Output all the records below, word for word.

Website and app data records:
════════
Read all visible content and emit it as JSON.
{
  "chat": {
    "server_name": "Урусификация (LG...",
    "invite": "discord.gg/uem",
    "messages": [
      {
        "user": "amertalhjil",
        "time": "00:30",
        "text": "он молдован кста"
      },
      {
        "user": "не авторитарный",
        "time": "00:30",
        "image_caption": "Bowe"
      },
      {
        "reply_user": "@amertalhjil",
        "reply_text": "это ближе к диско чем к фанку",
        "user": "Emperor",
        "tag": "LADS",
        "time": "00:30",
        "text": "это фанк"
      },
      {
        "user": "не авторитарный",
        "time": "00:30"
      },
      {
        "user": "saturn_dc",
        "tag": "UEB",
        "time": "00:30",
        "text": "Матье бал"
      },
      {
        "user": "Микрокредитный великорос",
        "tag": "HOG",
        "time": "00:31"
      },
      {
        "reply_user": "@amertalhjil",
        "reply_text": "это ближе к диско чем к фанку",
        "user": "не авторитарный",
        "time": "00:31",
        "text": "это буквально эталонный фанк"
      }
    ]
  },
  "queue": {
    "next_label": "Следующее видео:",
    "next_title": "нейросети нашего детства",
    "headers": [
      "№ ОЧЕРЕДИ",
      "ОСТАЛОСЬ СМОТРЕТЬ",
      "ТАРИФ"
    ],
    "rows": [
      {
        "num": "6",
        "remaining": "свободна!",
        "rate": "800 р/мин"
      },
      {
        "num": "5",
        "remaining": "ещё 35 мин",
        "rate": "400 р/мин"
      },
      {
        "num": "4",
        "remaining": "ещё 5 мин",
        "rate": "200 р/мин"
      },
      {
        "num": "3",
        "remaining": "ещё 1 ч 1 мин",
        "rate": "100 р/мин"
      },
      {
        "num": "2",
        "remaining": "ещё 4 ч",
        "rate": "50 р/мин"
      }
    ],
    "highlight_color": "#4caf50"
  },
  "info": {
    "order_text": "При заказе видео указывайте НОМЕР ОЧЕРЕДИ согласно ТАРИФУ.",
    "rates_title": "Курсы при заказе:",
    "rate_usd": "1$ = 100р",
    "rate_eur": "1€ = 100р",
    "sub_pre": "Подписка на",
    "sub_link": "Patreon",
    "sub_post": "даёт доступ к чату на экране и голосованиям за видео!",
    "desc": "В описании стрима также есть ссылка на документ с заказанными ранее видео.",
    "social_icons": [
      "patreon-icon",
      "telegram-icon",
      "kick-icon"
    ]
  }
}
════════
EXPECTED ANSWER
Read all visible content and emit it as JSON.
{
  "chat": {
    "server_name": "Урусификация (LG...",
    "invite": "discord.gg/uem",
    "messages": [
      {
        "user": "amertalhjil",
        "time": "00:30",
        "text": "он молдован кста"
      },
      {
        "user": "не авторитарный",
        "time": "00:30",
        "image_caption": "Bowe"
      },
      {
        "reply_user": "@amertalhjil",
        "reply_text": "это ближе к диско чем к фанку",
        "user": "Emperor",
        "tag": "LADS",
        "time": "00:30",
        "text": "это фанк"
      },
      {
        "user": "не авторитарный",
        "time": "00:30"
      },
      {
        "user": "saturn_dc",
        "tag": "UEB",
        "time": "00:30",
        "text": "Матье бал"
      },
      {
        "user": "Микрокредитный великорос",
        "tag": "HOG",
        "time": "00:31"
      },
      {
        "reply_user": "@amertalhjil",
        "reply_text": "это ближе к диско чем к фанку",
        "user": "не авторитарный",
        "time": "00:31",
        "text": "это буквально эталонный фанк"
      }
    ]
  },
  "queue": {
    "next_label": "Следующее видео:",
    "next_title": "нейросети нашего детства",
    "headers": [
      "№ ОЧЕРЕДИ",
      "ОСТАЛОСЬ СМОТРЕТЬ",
      "ТАРИФ"
    ],
    "rows": [
      {
        "num": "6",
        "remaining": "свободна!",
        "rate": "800 р/мин"
      },
      {
        "num": "5",
        "remaining": "ещё 35 мин",
        "rate": "400 р/мин"
      },
      {
        "num": "4",
        "remaining": "ещё 5 мин",
        "rate": "200 р/мин"
      },
      {
        "num": "3",
        "remaining": "ещё 1 ч 1 мин",
        "rate": "100 р/мин"
      },
      {
        "num": "2",
        "remaining": "ещё 4 ч",
        "rate": "50 р/мин"
      }
    ],
    "highlight_color": "#4caf50"
  },
  "info": {
    "order_text": "При заказе видео указывайте НОМЕР ОЧЕРЕДИ согласно ТАРИФУ.",
    "rates_title": "Курсы при заказе:",
    "rate_usd": "1$ = 100р",
    "rate_eur": "1€ = 100р",
    "sub_pre": "Подписка на",
    "sub_link": "Patreon",
    "sub_post": "даёт доступ к чату на экране и голосованиям за видео!",
    "desc": "В описании стрима также есть ссылка на документ с заказанными ранее видео.",
    "social_icons": [
      "patreon-icon",
      "telegram-icon",
      "kick-icon"
    ]
  }
}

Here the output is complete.